• What needs to be done
Filter out all lines without the word "Herbert" from the data below, please, and copy the rest.

Given records: Begin

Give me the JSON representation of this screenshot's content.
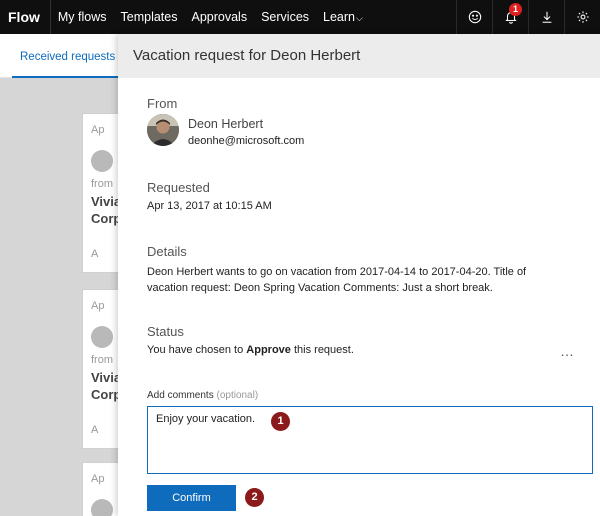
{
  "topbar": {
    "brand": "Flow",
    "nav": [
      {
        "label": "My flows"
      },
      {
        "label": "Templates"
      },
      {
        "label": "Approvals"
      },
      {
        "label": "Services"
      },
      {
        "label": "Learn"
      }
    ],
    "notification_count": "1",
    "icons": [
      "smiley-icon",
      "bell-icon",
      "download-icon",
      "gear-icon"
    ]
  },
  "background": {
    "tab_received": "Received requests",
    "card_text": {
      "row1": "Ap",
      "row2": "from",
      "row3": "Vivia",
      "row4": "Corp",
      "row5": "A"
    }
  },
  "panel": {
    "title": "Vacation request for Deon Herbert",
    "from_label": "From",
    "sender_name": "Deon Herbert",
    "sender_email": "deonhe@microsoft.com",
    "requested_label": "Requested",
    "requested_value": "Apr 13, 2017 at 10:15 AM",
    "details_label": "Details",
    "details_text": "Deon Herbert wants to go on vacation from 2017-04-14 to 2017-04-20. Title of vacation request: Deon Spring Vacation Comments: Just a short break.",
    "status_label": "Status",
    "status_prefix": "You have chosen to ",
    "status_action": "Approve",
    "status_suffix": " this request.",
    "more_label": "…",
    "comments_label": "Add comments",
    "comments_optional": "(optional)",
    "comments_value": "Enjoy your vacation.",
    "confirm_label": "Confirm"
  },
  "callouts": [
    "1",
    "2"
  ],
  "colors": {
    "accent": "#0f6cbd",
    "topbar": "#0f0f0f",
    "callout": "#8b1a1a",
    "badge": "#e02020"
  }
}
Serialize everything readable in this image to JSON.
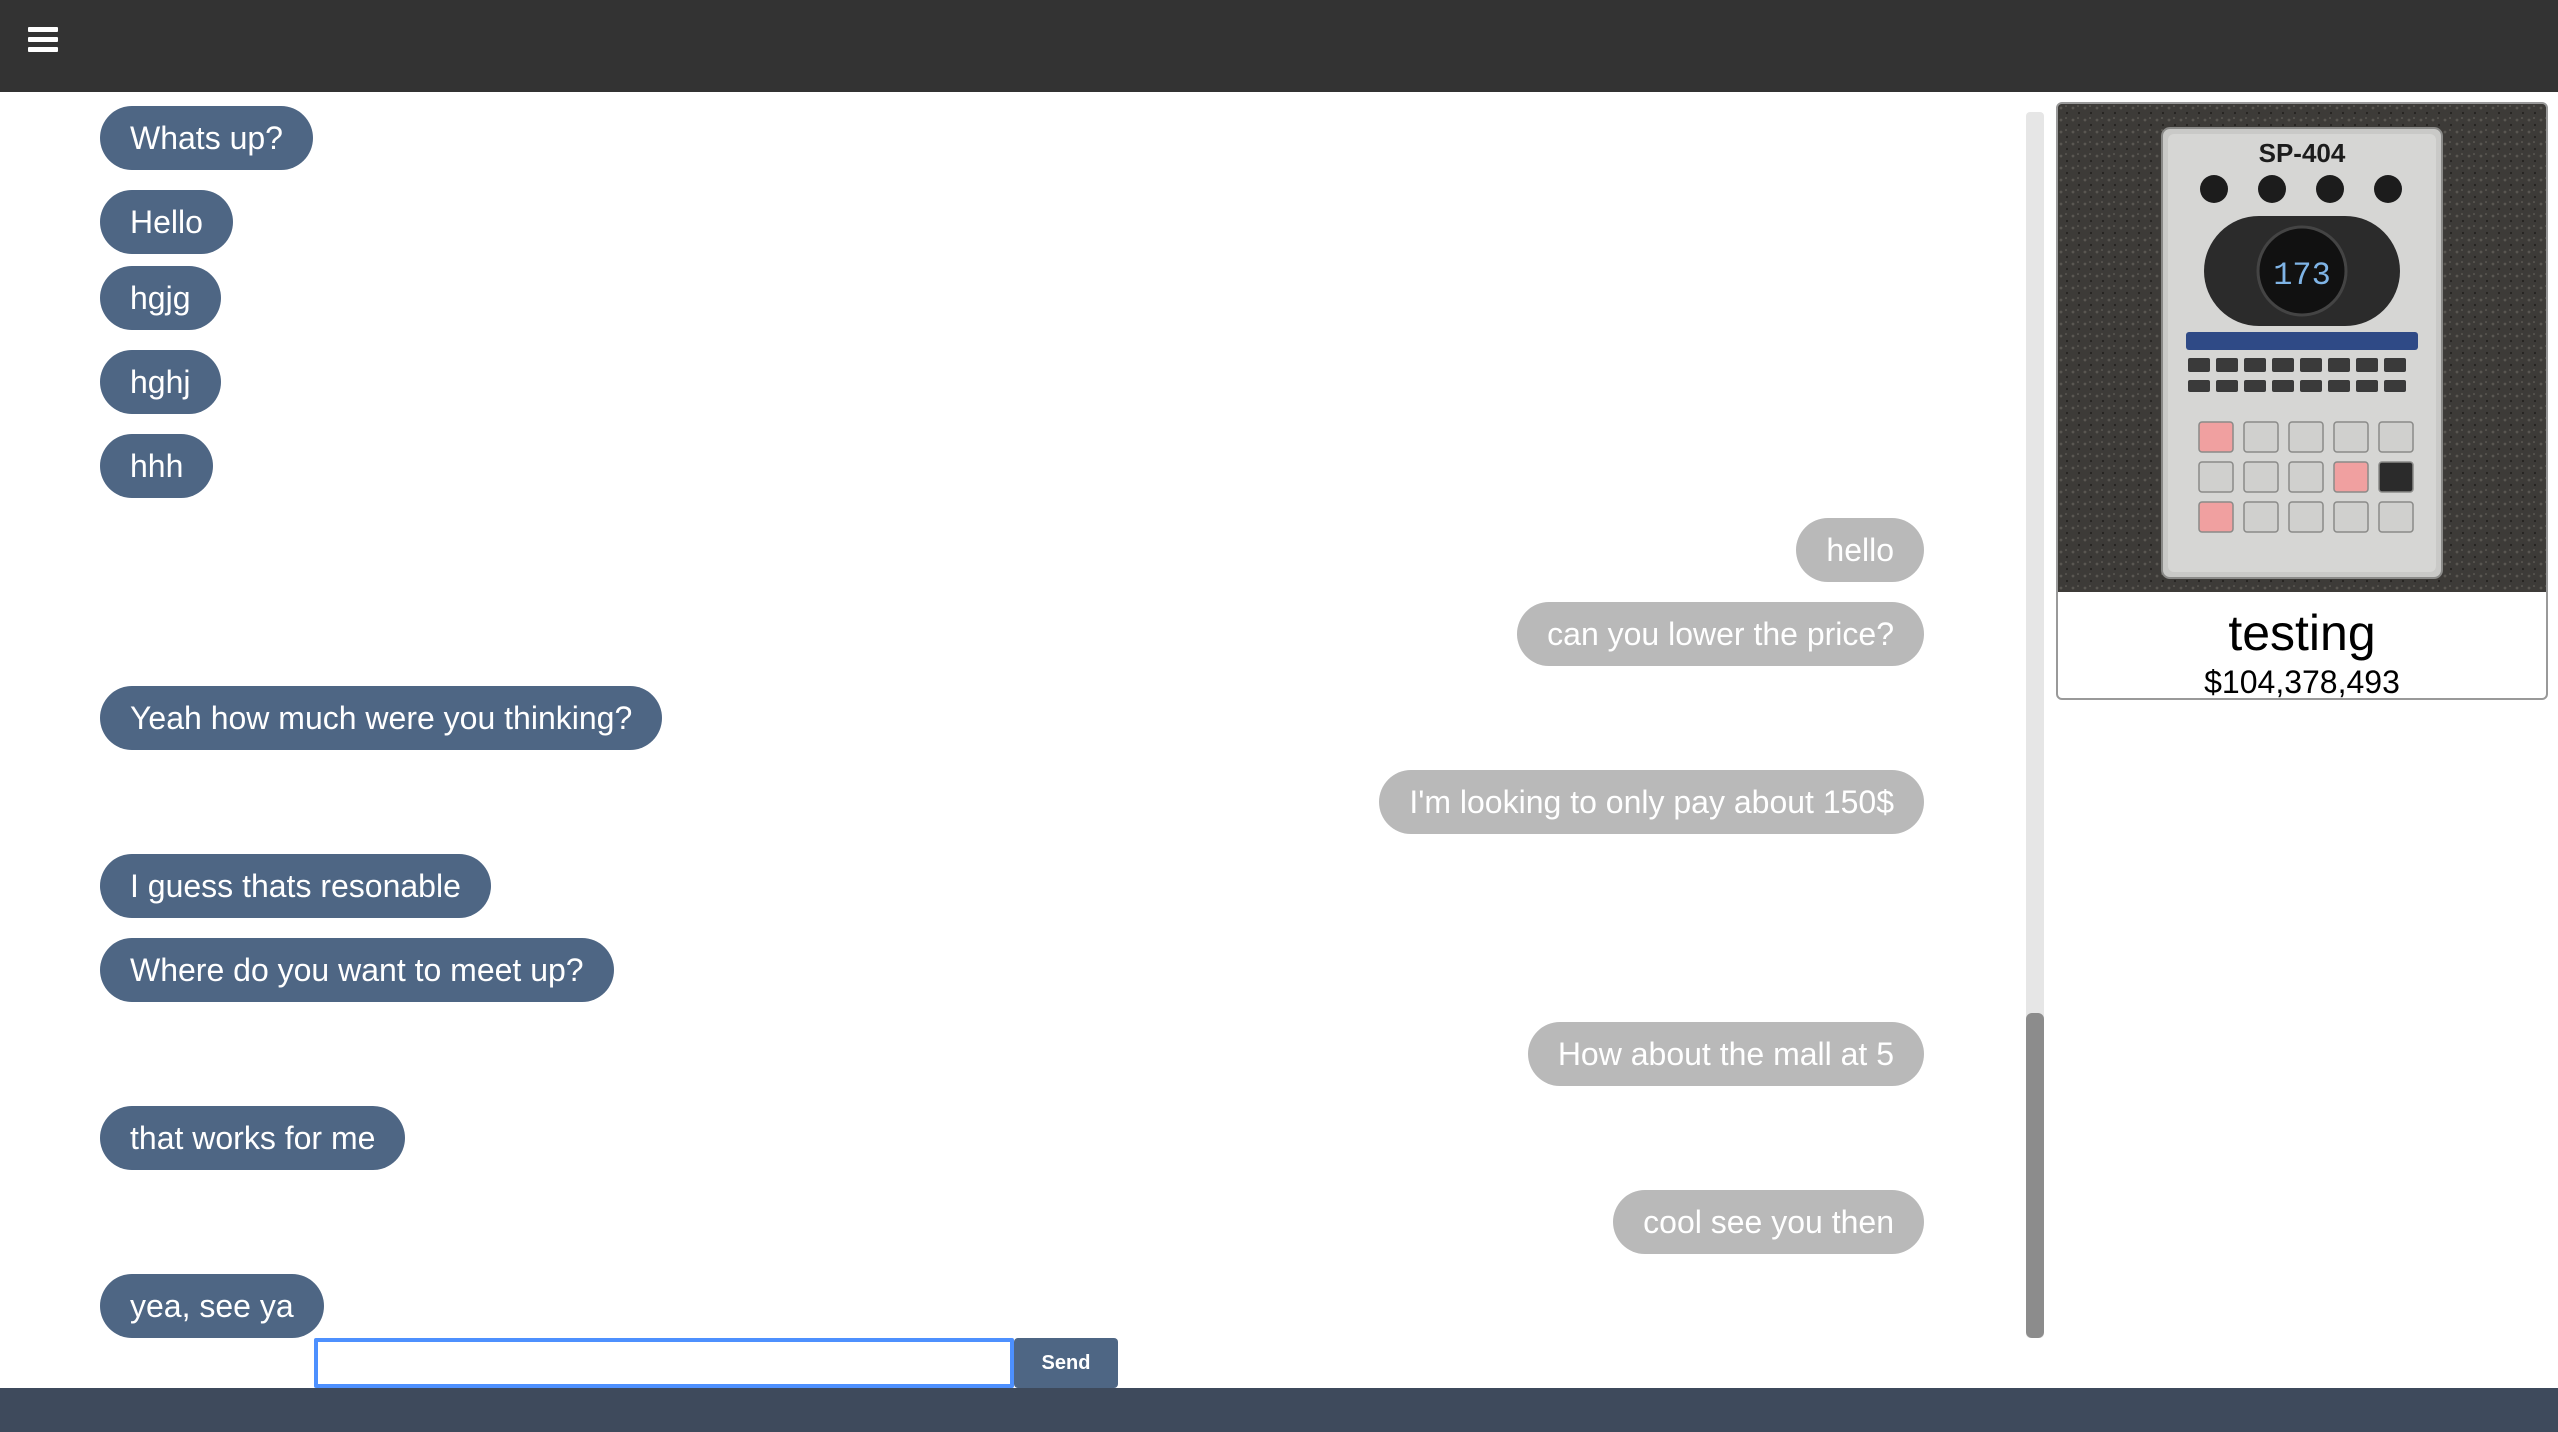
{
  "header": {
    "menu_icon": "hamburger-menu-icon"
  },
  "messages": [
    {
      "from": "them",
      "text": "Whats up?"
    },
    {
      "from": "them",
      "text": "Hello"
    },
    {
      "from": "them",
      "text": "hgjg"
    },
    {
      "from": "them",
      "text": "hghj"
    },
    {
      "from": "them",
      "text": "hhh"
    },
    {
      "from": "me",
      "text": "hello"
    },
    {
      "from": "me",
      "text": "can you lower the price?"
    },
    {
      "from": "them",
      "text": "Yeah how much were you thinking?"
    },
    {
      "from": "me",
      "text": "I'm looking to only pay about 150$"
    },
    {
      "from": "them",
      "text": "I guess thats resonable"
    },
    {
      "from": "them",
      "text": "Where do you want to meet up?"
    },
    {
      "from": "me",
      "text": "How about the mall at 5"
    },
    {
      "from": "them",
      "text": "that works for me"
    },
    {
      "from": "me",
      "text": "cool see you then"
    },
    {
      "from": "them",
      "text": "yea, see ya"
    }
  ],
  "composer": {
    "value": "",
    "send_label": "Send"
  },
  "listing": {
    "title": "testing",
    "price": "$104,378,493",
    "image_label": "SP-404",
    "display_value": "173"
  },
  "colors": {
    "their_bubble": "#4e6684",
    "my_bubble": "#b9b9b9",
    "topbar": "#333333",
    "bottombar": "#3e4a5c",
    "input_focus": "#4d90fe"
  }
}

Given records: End

• Finished exercise
    "title": "Vacation request for Deon Herbert",
    "sender_name": "Deon Herbert",
    "details_text": "Deon Herbert wants to go on vacation from 2017-04-14 to 2017-04-20. Title of vacation request: Deon Spring Vacation Comments: Just a short break.",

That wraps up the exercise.